**What you are asked to do**
Skip the pictures and return every entry exactly as written.

-------- Information provided --------

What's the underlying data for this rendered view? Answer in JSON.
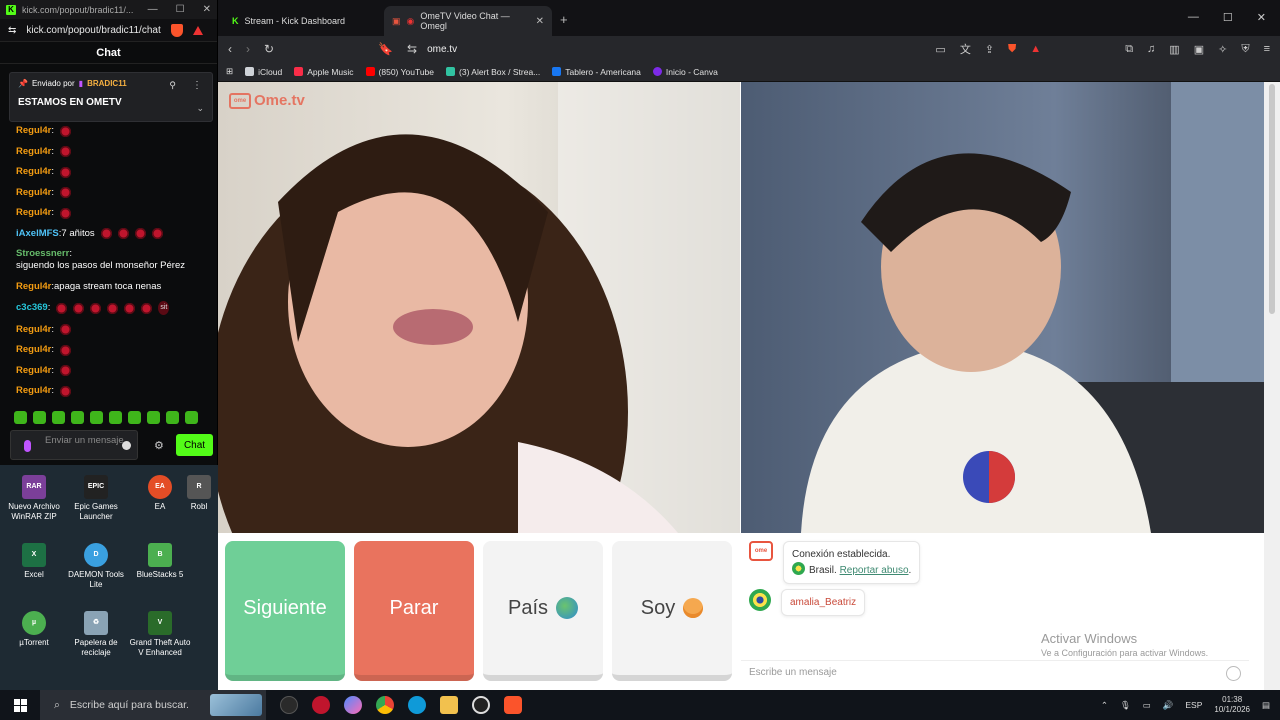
{
  "kick": {
    "url": "kick.com/popout/bradic11/chat",
    "title_url": "kick.com/popout/bradic11/...",
    "header": "Chat",
    "pinned": {
      "sent_by": "Enviado por",
      "user": "BRADIC11",
      "message": "ESTAMOS EN OMETV"
    },
    "messages": [
      {
        "user": "Regul4r",
        "color": "#f39c12",
        "text": "",
        "emotes": 1
      },
      {
        "user": "Regul4r",
        "color": "#f39c12",
        "text": "",
        "emotes": 1
      },
      {
        "user": "Regul4r",
        "color": "#f39c12",
        "text": "",
        "emotes": 1
      },
      {
        "user": "Regul4r",
        "color": "#f39c12",
        "text": "",
        "emotes": 1
      },
      {
        "user": "Regul4r",
        "color": "#f39c12",
        "text": "",
        "emotes": 1
      },
      {
        "user": "iAxelMFS",
        "color": "#4fc3f7",
        "text": "7 añitos",
        "emotes": 4
      },
      {
        "user": "Stroessnerr",
        "color": "#66bb6a",
        "text": "siguendo los pasos del monseñor Pérez",
        "emotes": 0
      },
      {
        "user": "Regul4r",
        "color": "#f39c12",
        "text": "apaga stream toca nenas",
        "emotes": 0
      },
      {
        "user": "c3c369",
        "color": "#26c6da",
        "text": "",
        "emotes": 6,
        "suffix": "sit"
      },
      {
        "user": "Regul4r",
        "color": "#f39c12",
        "text": "",
        "emotes": 1
      },
      {
        "user": "Regul4r",
        "color": "#f39c12",
        "text": "",
        "emotes": 1
      },
      {
        "user": "Regul4r",
        "color": "#f39c12",
        "text": "",
        "emotes": 1
      },
      {
        "user": "Regul4r",
        "color": "#f39c12",
        "text": "",
        "emotes": 1
      }
    ],
    "input_placeholder": "Enviar un mensaje",
    "send_label": "Chat"
  },
  "desktop": {
    "icons": [
      {
        "label": "Nuevo Archivo WinRAR ZIP",
        "icon": "winrar-icon"
      },
      {
        "label": "Epic Games Launcher",
        "icon": "epic-games-icon"
      },
      {
        "label": "EA",
        "icon": "ea-icon"
      },
      {
        "label": "Robl",
        "icon": "roblox-icon"
      },
      {
        "label": "Excel",
        "icon": "excel-icon"
      },
      {
        "label": "DAEMON Tools Lite",
        "icon": "daemon-tools-icon"
      },
      {
        "label": "BlueStacks 5",
        "icon": "bluestacks-icon"
      },
      {
        "label": "µTorrent",
        "icon": "utorrent-icon"
      },
      {
        "label": "Papelera de reciclaje",
        "icon": "recycle-bin-icon"
      },
      {
        "label": "Grand Theft Auto V Enhanced",
        "icon": "gta-icon"
      }
    ]
  },
  "browser": {
    "tabs": [
      {
        "label": "Stream - Kick Dashboard"
      },
      {
        "label": "OmeTV Video Chat — Omegl"
      }
    ],
    "url": "ome.tv",
    "bookmarks": [
      {
        "label": "iCloud",
        "color": "#cfd3d8"
      },
      {
        "label": "Apple Music",
        "color": "#fa2d48"
      },
      {
        "label": "(850) YouTube",
        "color": "#ff0000"
      },
      {
        "label": "(3) Alert Box / Strea...",
        "color": "#31c3a2"
      },
      {
        "label": "Tablero - Americana",
        "color": "#1877f2"
      },
      {
        "label": "Inicio - Canva",
        "color": "#7d2ae8"
      }
    ]
  },
  "ometv": {
    "logo": "Ome.tv",
    "buttons": {
      "next": "Siguiente",
      "stop": "Parar",
      "country": "País",
      "gender": "Soy"
    },
    "system_message": "Conexión establecida.",
    "country": "Brasil.",
    "report": "Reportar abuso",
    "partner": "amalia_Beatriz",
    "input_placeholder": "Escribe un mensaje",
    "watermark_title": "Activar Windows",
    "watermark_sub": "Ve a Configuración para activar Windows."
  },
  "taskbar": {
    "search_placeholder": "Escribe aquí para buscar.",
    "lang": "ESP",
    "time": "01:38",
    "date": "10/1/2026"
  }
}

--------

**Solution for this exercise**
What's the underlying data for this rendered view? Answer in JSON.
{
  "kick": {
    "url": "kick.com/popout/bradic11/chat",
    "title_url": "kick.com/popout/bradic11/...",
    "header": "Chat",
    "pinned": {
      "sent_by": "Enviado por",
      "user": "BRADIC11",
      "message": "ESTAMOS EN OMETV"
    },
    "messages": [
      {
        "user": "Regul4r",
        "color": "#f39c12",
        "text": "",
        "emotes": 1
      },
      {
        "user": "Regul4r",
        "color": "#f39c12",
        "text": "",
        "emotes": 1
      },
      {
        "user": "Regul4r",
        "color": "#f39c12",
        "text": "",
        "emotes": 1
      },
      {
        "user": "Regul4r",
        "color": "#f39c12",
        "text": "",
        "emotes": 1
      },
      {
        "user": "Regul4r",
        "color": "#f39c12",
        "text": "",
        "emotes": 1
      },
      {
        "user": "iAxelMFS",
        "color": "#4fc3f7",
        "text": "7 añitos",
        "emotes": 4
      },
      {
        "user": "Stroessnerr",
        "color": "#66bb6a",
        "text": "siguendo los pasos del monseñor Pérez",
        "emotes": 0
      },
      {
        "user": "Regul4r",
        "color": "#f39c12",
        "text": "apaga stream toca nenas",
        "emotes": 0
      },
      {
        "user": "c3c369",
        "color": "#26c6da",
        "text": "",
        "emotes": 6,
        "suffix": "sit"
      },
      {
        "user": "Regul4r",
        "color": "#f39c12",
        "text": "",
        "emotes": 1
      },
      {
        "user": "Regul4r",
        "color": "#f39c12",
        "text": "",
        "emotes": 1
      },
      {
        "user": "Regul4r",
        "color": "#f39c12",
        "text": "",
        "emotes": 1
      },
      {
        "user": "Regul4r",
        "color": "#f39c12",
        "text": "",
        "emotes": 1
      }
    ],
    "input_placeholder": "Enviar un mensaje",
    "send_label": "Chat"
  },
  "desktop": {
    "icons": [
      {
        "label": "Nuevo Archivo WinRAR ZIP",
        "icon": "winrar-icon"
      },
      {
        "label": "Epic Games Launcher",
        "icon": "epic-games-icon"
      },
      {
        "label": "EA",
        "icon": "ea-icon"
      },
      {
        "label": "Robl",
        "icon": "roblox-icon"
      },
      {
        "label": "Excel",
        "icon": "excel-icon"
      },
      {
        "label": "DAEMON Tools Lite",
        "icon": "daemon-tools-icon"
      },
      {
        "label": "BlueStacks 5",
        "icon": "bluestacks-icon"
      },
      {
        "label": "µTorrent",
        "icon": "utorrent-icon"
      },
      {
        "label": "Papelera de reciclaje",
        "icon": "recycle-bin-icon"
      },
      {
        "label": "Grand Theft Auto V Enhanced",
        "icon": "gta-icon"
      }
    ]
  },
  "browser": {
    "tabs": [
      {
        "label": "Stream - Kick Dashboard"
      },
      {
        "label": "OmeTV Video Chat — Omegl"
      }
    ],
    "url": "ome.tv",
    "bookmarks": [
      {
        "label": "iCloud",
        "color": "#cfd3d8"
      },
      {
        "label": "Apple Music",
        "color": "#fa2d48"
      },
      {
        "label": "(850) YouTube",
        "color": "#ff0000"
      },
      {
        "label": "(3) Alert Box / Strea...",
        "color": "#31c3a2"
      },
      {
        "label": "Tablero - Americana",
        "color": "#1877f2"
      },
      {
        "label": "Inicio - Canva",
        "color": "#7d2ae8"
      }
    ]
  },
  "ometv": {
    "logo": "Ome.tv",
    "buttons": {
      "next": "Siguiente",
      "stop": "Parar",
      "country": "País",
      "gender": "Soy"
    },
    "system_message": "Conexión establecida.",
    "country": "Brasil.",
    "report": "Reportar abuso",
    "partner": "amalia_Beatriz",
    "input_placeholder": "Escribe un mensaje",
    "watermark_title": "Activar Windows",
    "watermark_sub": "Ve a Configuración para activar Windows."
  },
  "taskbar": {
    "search_placeholder": "Escribe aquí para buscar.",
    "lang": "ESP",
    "time": "01:38",
    "date": "10/1/2026"
  }
}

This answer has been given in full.